She saw a specialist in Denver who agreed ankle fusion was a last resort. But eight surgeries later, her ankle was still a mess.
Relegated to using crutches to get around for years while she recovered from surgery after surgery, Coury knew her options were limited. She could have the fusion procedure, an idea she loathed because it would mean there was no future for the active lifestyle she adored, or eliminate the ankle injuries completely with an amputation.
She extensively researched both options, and in her research, she stumbled across a video on YouTube. It was a clip of a downhill mountain biker who had a leg amputated, and seeing the rider charge down the mountain and navigate the terrain inspired Coury.
“At that point in my life, I just wanted to be active – I had been on crutches for almost six years straight,” she said. “I knew if I was able to amputate my leg, there was a possibility of me being active. Being on crutches, I was so disabled for so long I was ready to get my life back, and if that meant amputating my foot, for me that was a no-brainer.”
For Coury, an active lifestyle was like breathing. Being limited in what she could do physically was as if a weight was pushing on her chest, slowly suffocating her while her lungs ached to be filled with the clean, fresh air of the mountains.
So in June 2011, Coury had her lower right leg amputated, about midway between her knee and ankle. By August, she was walking.
But it would still be years before she strapped on a snowboard and rode down a mountain.
When the time finally came to get back on the slopes, Coury started slow. She went snowboarding with her sister, her two nieces and her nephew, and enjoyed the time spent with her family. But before long, she began to increasingly push herself.
“I’m the type of person who always pushes the limits. So even at my ability level, I wanted to see how fast I could go or if I could still spin a 180,” Coury said. “I was still pushing those limits and I fell back in love with it – just being on snow.”
Coury entered a Dew Tour event in Breckenridge and competed in the banked slalom race on Dec. 9, 2016. She had been back on a snowboard for 13 days before the race.
“I did OK. I didn’t finish last, so that was good,” she said.
Doing “OK” was good enough.

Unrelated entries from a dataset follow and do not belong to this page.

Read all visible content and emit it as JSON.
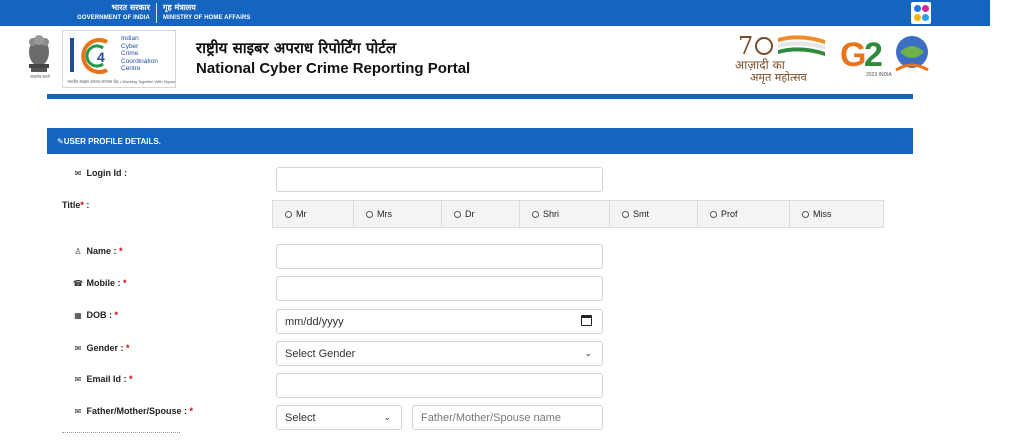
{
  "gov_strip": {
    "col1_hi": "भारत सरकार",
    "col1_en": "GOVERNMENT OF INDIA",
    "col2_hi": "गृह मंत्रालय",
    "col2_en": "MINISTRY OF HOME AFFAIRS"
  },
  "header": {
    "emblem_caption": "सत्यमेव जयते",
    "i4c_lines": [
      "Indian",
      "Cyber",
      "Crime",
      "Coordination",
      "Centre"
    ],
    "i4c_tagline": "भारतीय साइबर अपराध समन्वय केंद्र • Working Together With Vigour",
    "title_hi": "राष्ट्रीय साइबर अपराध रिपोर्टिंग पोर्टल",
    "title_en": "National Cyber Crime Reporting Portal",
    "azadi_line1": "आज़ादी का",
    "azadi_line2": "अमृत महोत्सव",
    "g20_caption": "2023 INDIA",
    "colors": {
      "primary": "#1565c0",
      "required": "#d50000"
    }
  },
  "form": {
    "section_title": "USER PROFILE DETAILS.",
    "section_icon": "edit-icon",
    "login_label": "Login Id :",
    "title_label": "Title",
    "title_options": [
      "Mr",
      "Mrs",
      "Dr",
      "Shri",
      "Smt",
      "Prof",
      "Miss"
    ],
    "name_label": "Name : ",
    "mobile_label": "Mobile : ",
    "dob_label": "DOB : ",
    "dob_placeholder": "mm/dd/yyyy",
    "gender_label": "Gender : ",
    "gender_selected": "Select Gender",
    "email_label": "Email Id : ",
    "relation_label": "Father/Mother/Spouse : ",
    "relation_selected": "Select",
    "relation_name_placeholder": "Father/Mother/Spouse name",
    "required_mark": "*",
    "title_suffix": " :"
  }
}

She received support from family, friends and athletes and coaches on the snowboarding circuit, and found a spot with Team USA in mid-2017.

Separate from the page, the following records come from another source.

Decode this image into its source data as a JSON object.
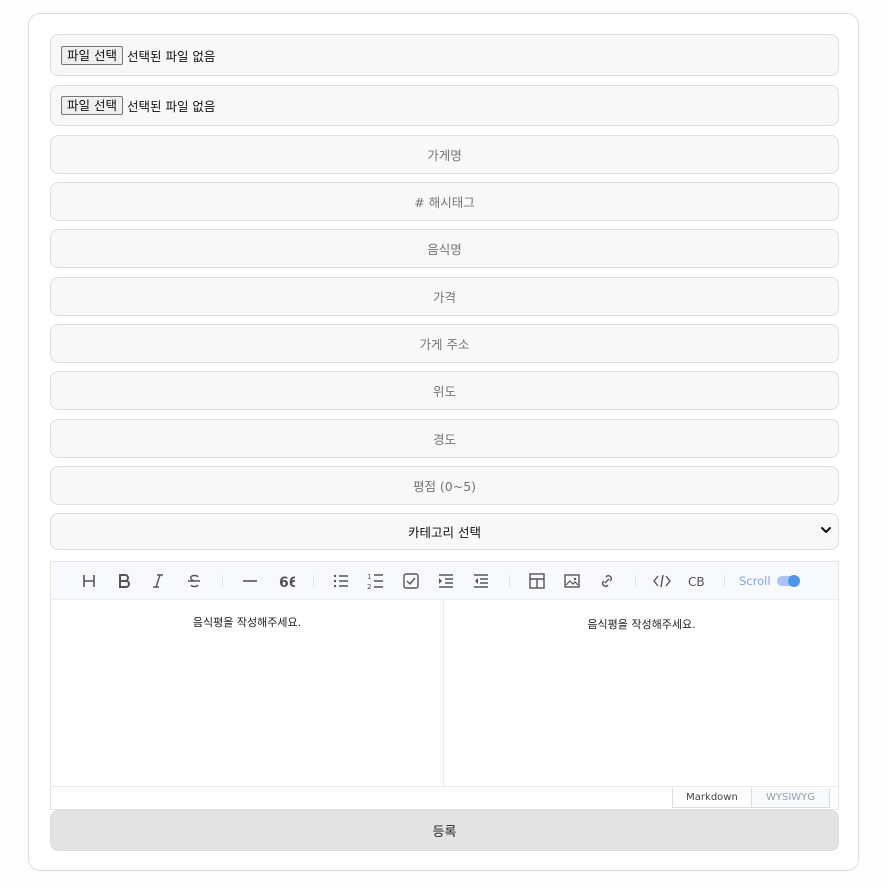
{
  "file_inputs": [
    {
      "button_label": "파일 선택",
      "status": "선택된 파일 없음"
    },
    {
      "button_label": "파일 선택",
      "status": "선택된 파일 없음"
    }
  ],
  "fields": {
    "store_name": "가게명",
    "hashtag": "# 해시태그",
    "food_name": "음식명",
    "price": "가격",
    "address": "가게 주소",
    "latitude": "위도",
    "longitude": "경도",
    "rating": "평점 (0~5)"
  },
  "category_select": {
    "selected": "카테고리 선택"
  },
  "editor": {
    "toolbar": {
      "icons": [
        "heading-icon",
        "bold-icon",
        "italic-icon",
        "strike-icon",
        "hr-icon",
        "quote-icon",
        "bullet-list-icon",
        "ordered-list-icon",
        "task-list-icon",
        "indent-icon",
        "outdent-icon",
        "table-icon",
        "image-icon",
        "link-icon",
        "code-icon",
        "codeblock-icon"
      ],
      "scroll_label": "Scroll",
      "scroll_sync": true
    },
    "markdown_placeholder": "음식평을 작성해주세요.",
    "preview_placeholder": "음식평을 작성해주세요.",
    "mode_tabs": [
      "Markdown",
      "WYSIWYG"
    ],
    "active_mode": "Markdown"
  },
  "submit_label": "등록",
  "colors": {
    "field_bg": "#f8f8f8",
    "toolbar_bg": "#f7f9fc",
    "accent": "#4b96e6",
    "submit_bg": "#e3e3e3"
  }
}
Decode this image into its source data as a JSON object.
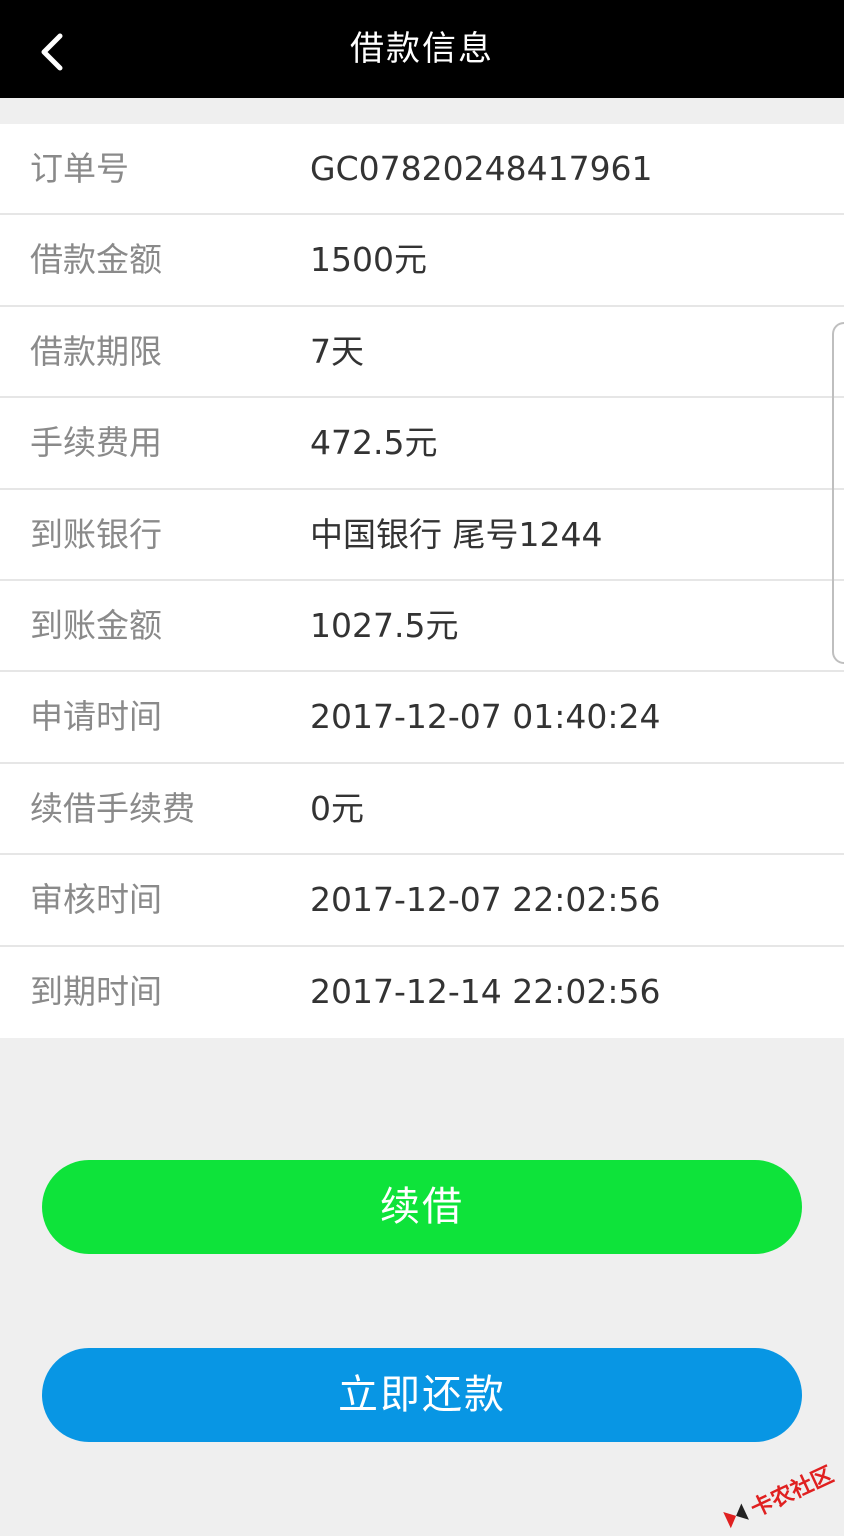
{
  "header": {
    "title": "借款信息",
    "back_icon": "chevron-left-icon"
  },
  "info": [
    {
      "label": "订单号",
      "value": "GC07820248417961"
    },
    {
      "label": "借款金额",
      "value": "1500元"
    },
    {
      "label": "借款期限",
      "value": "7天"
    },
    {
      "label": "手续费用",
      "value": "472.5元"
    },
    {
      "label": "到账银行",
      "value": "中国银行 尾号1244"
    },
    {
      "label": "到账金额",
      "value": "1027.5元"
    },
    {
      "label": "申请时间",
      "value": "2017-12-07 01:40:24"
    },
    {
      "label": "续借手续费",
      "value": "0元"
    },
    {
      "label": "审核时间",
      "value": "2017-12-07 22:02:56"
    },
    {
      "label": "到期时间",
      "value": "2017-12-14 22:02:56"
    }
  ],
  "actions": {
    "renew_label": "续借",
    "repay_label": "立即还款"
  },
  "watermark": {
    "text": "卡农社区"
  },
  "colors": {
    "header_bg": "#000000",
    "renew_btn": "#0ee33a",
    "repay_btn": "#0896e4",
    "watermark": "#e02020"
  }
}
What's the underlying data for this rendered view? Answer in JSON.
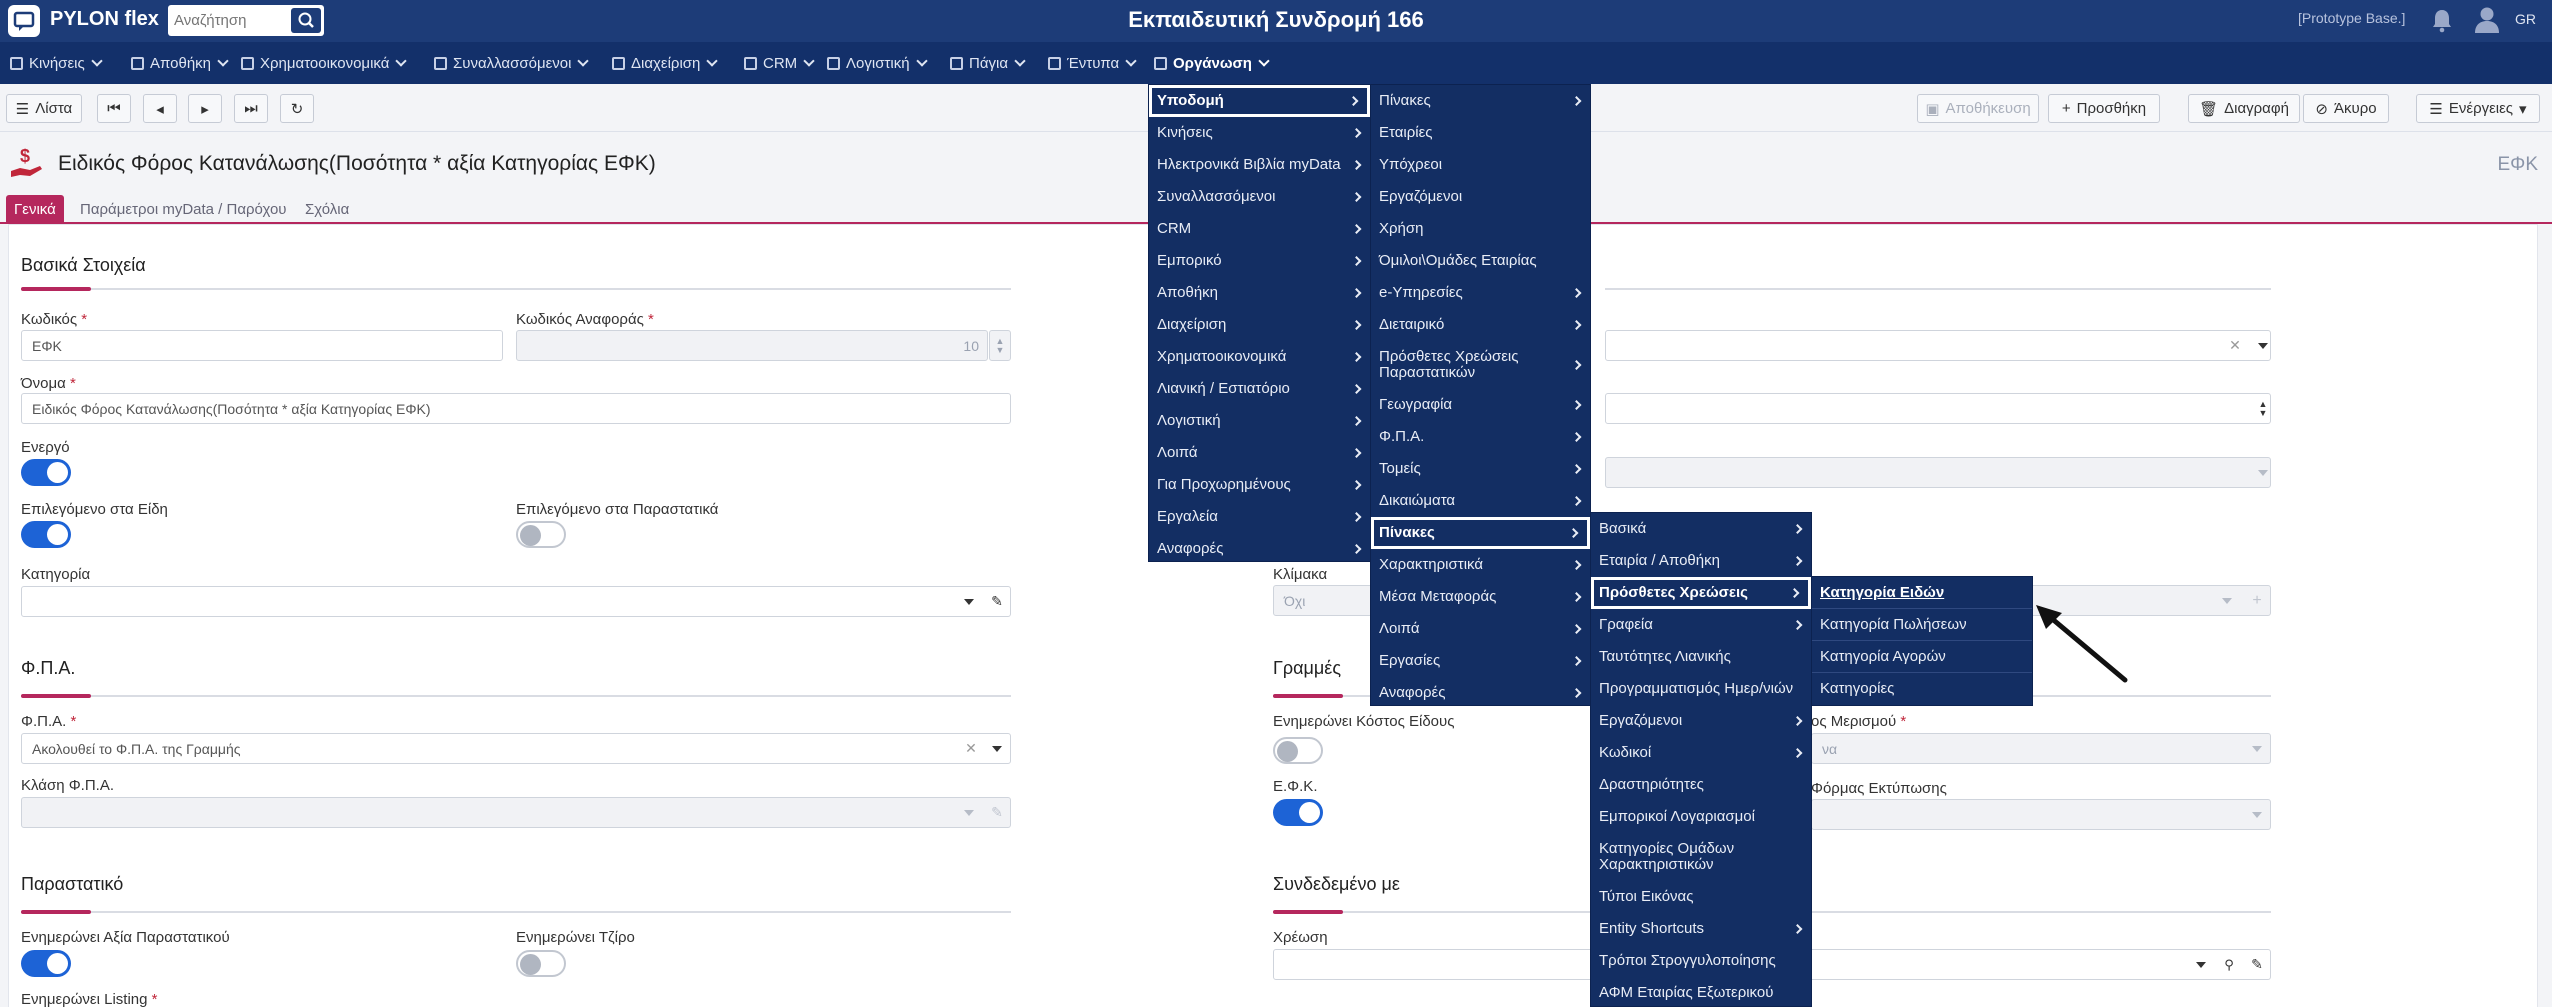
{
  "topbar": {
    "logo_text": "PYLON flex",
    "search_placeholder": "Αναζήτηση",
    "title": "Εκπαιδευτική Συνδρομή 166",
    "prototype": "[Prototype Base.]",
    "lang": "GR"
  },
  "menubar": {
    "items": [
      {
        "label": "Κινήσεις"
      },
      {
        "label": "Αποθήκη"
      },
      {
        "label": "Χρηματοοικονομικά"
      },
      {
        "label": "Συναλλασσόμενοι"
      },
      {
        "label": "Διαχείριση"
      },
      {
        "label": "CRM"
      },
      {
        "label": "Λογιστική"
      },
      {
        "label": "Πάγια"
      },
      {
        "label": "Έντυπα"
      },
      {
        "label": "Οργάνωση"
      }
    ]
  },
  "toolbar": {
    "list": "Λίστα",
    "save": "Αποθήκευση",
    "add": "Προσθήκη",
    "delete": "Διαγραφή",
    "cancel": "Άκυρο",
    "actions": "Ενέργειες"
  },
  "page": {
    "title": "Ειδικός Φόρος Κατανάλωσης(Ποσότητα * αξία Κατηγορίας ΕΦΚ)",
    "code": "ΕΦΚ"
  },
  "tabs": [
    "Γενικά",
    "Παράμετροι myData / Παρόχου",
    "Σχόλια"
  ],
  "form": {
    "basic_title": "Βασικά Στοιχεία",
    "code_label": "Κωδικός",
    "code_value": "ΕΦΚ",
    "ref_code_label": "Κωδικός Αναφοράς",
    "ref_code_value": "10",
    "name_label": "Όνομα",
    "name_value": "Ειδικός Φόρος Κατανάλωσης(Ποσότητα * αξία Κατηγορίας ΕΦΚ)",
    "active_label": "Ενεργό",
    "sel_items_label": "Επιλεγόμενο στα Είδη",
    "sel_docs_label": "Επιλεγόμενο στα Παραστατικά",
    "category_label": "Κατηγορία",
    "scale_label": "Κλίμακα",
    "scale_value": "Όχι",
    "vat_title": "Φ.Π.Α.",
    "vat_label": "Φ.Π.Α.",
    "vat_value": "Ακολουθεί το Φ.Π.Α. της Γραμμής",
    "vat_class_label": "Κλάση Φ.Π.Α.",
    "lines_title": "Γραμμές",
    "updates_cost_label": "Ενημερώνει Κόστος Είδους",
    "efk_label": "Ε.Φ.Κ.",
    "alloc_label_partial": "ος Μερισμού",
    "alloc_value_partial": "να",
    "print_label_partial": "Φόρμας Εκτύπωσης",
    "doc_title": "Παραστατικό",
    "updates_doc_value_label": "Ενημερώνει Αξία Παραστατικού",
    "updates_turnover_label": "Ενημερώνει Τζίρο",
    "updates_listing_label": "Ενημερώνει Listing",
    "linked_title": "Συνδεδεμένο με",
    "charge_label": "Χρέωση"
  },
  "menu1": [
    "Υποδομή",
    "Κινήσεις",
    "Ηλεκτρονικά Βιβλία myData",
    "Συναλλασσόμενοι",
    "CRM",
    "Εμπορικό",
    "Αποθήκη",
    "Διαχείριση",
    "Χρηματοοικονομικά",
    "Λιανική / Εστιατόριο",
    "Λογιστική",
    "Λοιπά",
    "Για Προχωρημένους",
    "Εργαλεία",
    "Αναφορές"
  ],
  "menu2": [
    "Πίνακες",
    "Εταιρίες",
    "Υπόχρεοι",
    "Εργαζόμενοι",
    "Χρήση",
    "Όμιλοι\\Ομάδες Εταιρίας",
    "e-Υπηρεσίες",
    "Διεταιρικό",
    "Πρόσθετες Χρεώσεις Παραστατικών",
    "Γεωγραφία",
    "Φ.Π.Α.",
    "Τομείς",
    "Δικαιώματα",
    "Πίνακες",
    "Χαρακτηριστικά",
    "Μέσα Μεταφοράς",
    "Λοιπά",
    "Εργασίες",
    "Αναφορές"
  ],
  "menu3": [
    "Βασικά",
    "Εταιρία / Αποθήκη",
    "Πρόσθετες Χρεώσεις",
    "Γραφεία",
    "Ταυτότητες Λιανικής",
    "Προγραμματισμός Ημερ/νιών",
    "Εργαζόμενοι",
    "Κωδικοί",
    "Δραστηριότητες",
    "Εμπορικοί Λογαριασμοί",
    "Κατηγορίες Ομάδων Χαρακτηριστικών",
    "Τύποι Εικόνας",
    "Entity Shortcuts",
    "Τρόποι Στρογγυλοποίησης",
    "ΑΦΜ Εταιρίας Εξωτερικού"
  ],
  "menu4": [
    "Κατηγορία Ειδών",
    "Κατηγορία Πωλήσεων",
    "Κατηγορία Αγορών",
    "Κατηγορίες"
  ],
  "colors": {
    "brand": "#1d3c78",
    "accent": "#b5275d",
    "toggle_on": "#1d63d6",
    "menu_bg": "#132e63"
  }
}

“She’s been at every team activity we’ve had since then,” said Team USA’s snowboard coach Graham Watanabe, who competed in snowboard-cross at the 2006 and 2010 Olympic Winter Games. “First and foremost, she is always such a pleasure to have around and brings a positive energy to the whole team, and I’ve really enjoyed working with her. She’s really put in a lot hard work and she knows nothing is given.”
When she earned her spot on the U.S. team, Coury left her job as a clinical supervisor at Mercy Regional Medical Center so she could go all-in on snowboarding and to travel the globe with the team.
In the months she spent with the U.S. team, Coury competed in New Zealand, across Europe and in Canada to help prepare for South Korea.
Watanabe said that in the short time he has worked with Coury, he has seen improvement in her riding, which is a testament to her natural ability and the work she has put in to reach a high level. He has high hopes for her in South Korea.
“I have no expectations – I have a hard time with that word. But I certainly have high hopes,” Watanabe said. “For her, she’s proven she’s capable of podiums, and I think that’s something she wants for herself. All I want to do is go there and pick out the couple of key points we’ve worked on during the season and see her execute those things. I believe that she has a high likelihood of walking away with a really solid showing.”
Coury’s races in Pyeongchang will air live on the NBC Sports Network. In Durango, snowboard-cross will air at 9:30 p.m. March 11, and banked slalom will air at 11 p.m. March 15.
“I’m nervous and excited. I think those are two really good emotions to describe how I’m feeling,” Coury said. “... I’ve already won on this journey. No matter where I finish, I just want to be able to show my nieces and nephew that you can achieve your dream no matter how old you are or how far-fetched it may seem. I think I have a little less anxiety going in than most people. I’m more excited.”